Glaukos announced that a study published in Clinical Ophthalmology showed that two iStent Trabecular Micro-Bypass Stents and one topical ocular hypotensive medication achieved a 38% reduction in mean medicated IOP 3 years following surgery in 37 phakic eyes. Phakic refers to eyes that have not undergone prior cataract surgery and still have a natural lens.
This prospective study, conducted at a single international site, enrolled patients with open-angle glaucoma (OAG) not controlled on two topical medications and with unmedicated IOP of 22-38 mm Hg. All patients in the study received two iStents in a standalone procedure, and began daily use of topical travoprost 1 day after surgery. Through three years, 86% of eyes achieved IOP ≤ 18 mm Hg. Mean medicated IOP in these eyes decreased to 14.0 mm Hg on one medication, versus 22.4 mm Hg on two medications preoperatively. The safety profile was favorable with no intraoperative or device-related adverse events reported.
These 3-year results update 18-month data from the same study that was published in 2014 in the Journal of Cataract and Refractive Surgery. In that publication, follow-up through 18 months showed a decrease in medicated IOP to 14 mm Hg or less on one medication, versus 22.2 mm Hg on two medications preoperatively. Study researchers plan to continue to follow patients through five years postoperative.

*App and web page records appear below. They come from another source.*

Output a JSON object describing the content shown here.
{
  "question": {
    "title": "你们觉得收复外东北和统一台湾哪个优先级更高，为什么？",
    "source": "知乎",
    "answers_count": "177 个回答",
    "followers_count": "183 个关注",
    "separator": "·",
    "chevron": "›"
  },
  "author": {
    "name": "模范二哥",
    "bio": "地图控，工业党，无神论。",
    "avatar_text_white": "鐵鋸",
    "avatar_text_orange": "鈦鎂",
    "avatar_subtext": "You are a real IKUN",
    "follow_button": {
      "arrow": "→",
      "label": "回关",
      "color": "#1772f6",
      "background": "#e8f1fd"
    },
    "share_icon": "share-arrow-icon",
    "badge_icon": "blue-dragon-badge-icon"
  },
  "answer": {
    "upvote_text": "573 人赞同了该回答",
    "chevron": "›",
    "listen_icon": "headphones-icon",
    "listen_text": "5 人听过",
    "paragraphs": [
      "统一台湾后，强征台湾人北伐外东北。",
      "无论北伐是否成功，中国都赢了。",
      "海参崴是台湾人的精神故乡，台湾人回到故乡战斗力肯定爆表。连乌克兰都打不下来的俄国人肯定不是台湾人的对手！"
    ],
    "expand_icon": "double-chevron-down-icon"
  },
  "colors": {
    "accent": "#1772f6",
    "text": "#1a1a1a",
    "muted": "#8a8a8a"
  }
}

“The 3-year data demonstrate the long-term performance and safety of trabecular bypass stents and topical travoprost in subjects with OAG not controlled on two medications,” David F. Chang, MD, who authored the Clinical Ophthalmology article, said in a company news release. “In addition, our results support the hypothetical synergy of using trabecular stents to increase outflow through the conventional aqueous fluid pathway while also using a prostaglandin analog such as topical travoprost to increase outflow through the uveoscleral, or unconventional, pathway.”